=== DATA RECORDS ===
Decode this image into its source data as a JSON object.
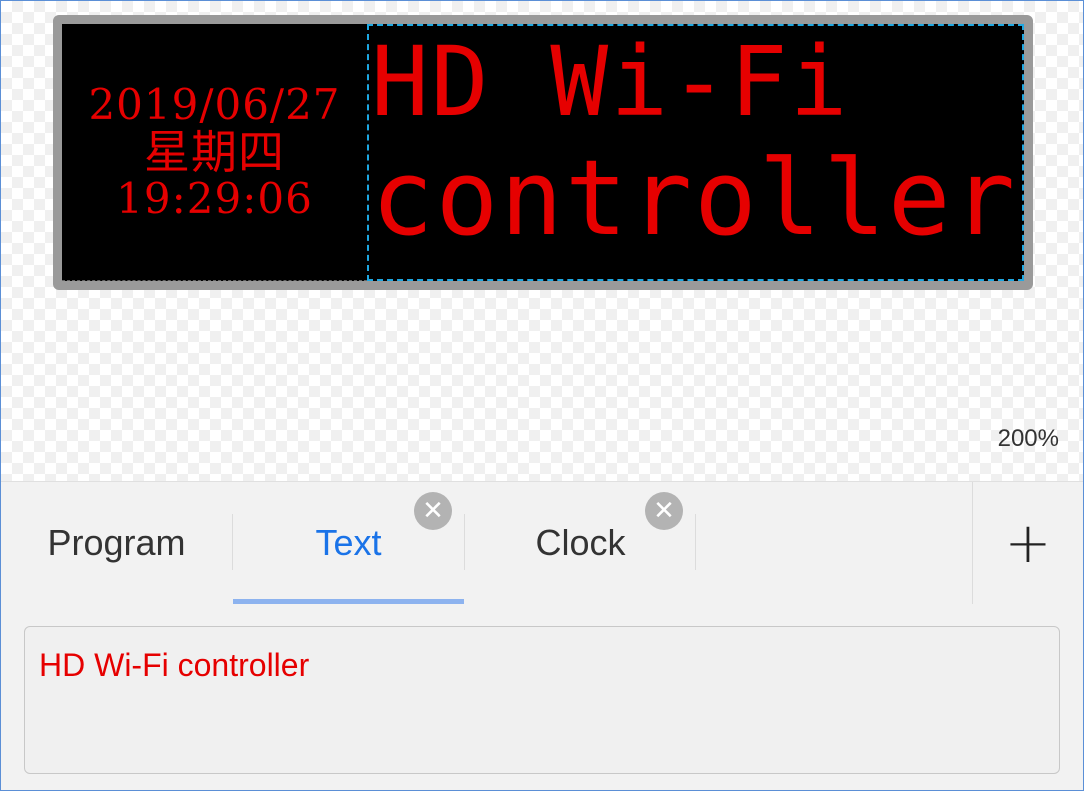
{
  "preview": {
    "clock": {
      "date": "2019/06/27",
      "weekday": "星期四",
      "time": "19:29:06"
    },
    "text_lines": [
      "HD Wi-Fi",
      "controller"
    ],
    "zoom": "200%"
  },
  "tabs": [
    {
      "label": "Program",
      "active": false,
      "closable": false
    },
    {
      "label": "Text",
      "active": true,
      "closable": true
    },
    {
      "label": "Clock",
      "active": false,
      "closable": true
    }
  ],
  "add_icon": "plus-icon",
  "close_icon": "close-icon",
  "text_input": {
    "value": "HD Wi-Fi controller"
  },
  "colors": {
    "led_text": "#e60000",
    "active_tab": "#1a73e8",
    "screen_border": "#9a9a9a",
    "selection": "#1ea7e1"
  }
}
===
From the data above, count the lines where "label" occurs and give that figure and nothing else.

WRITTEN RESPONSE >> 3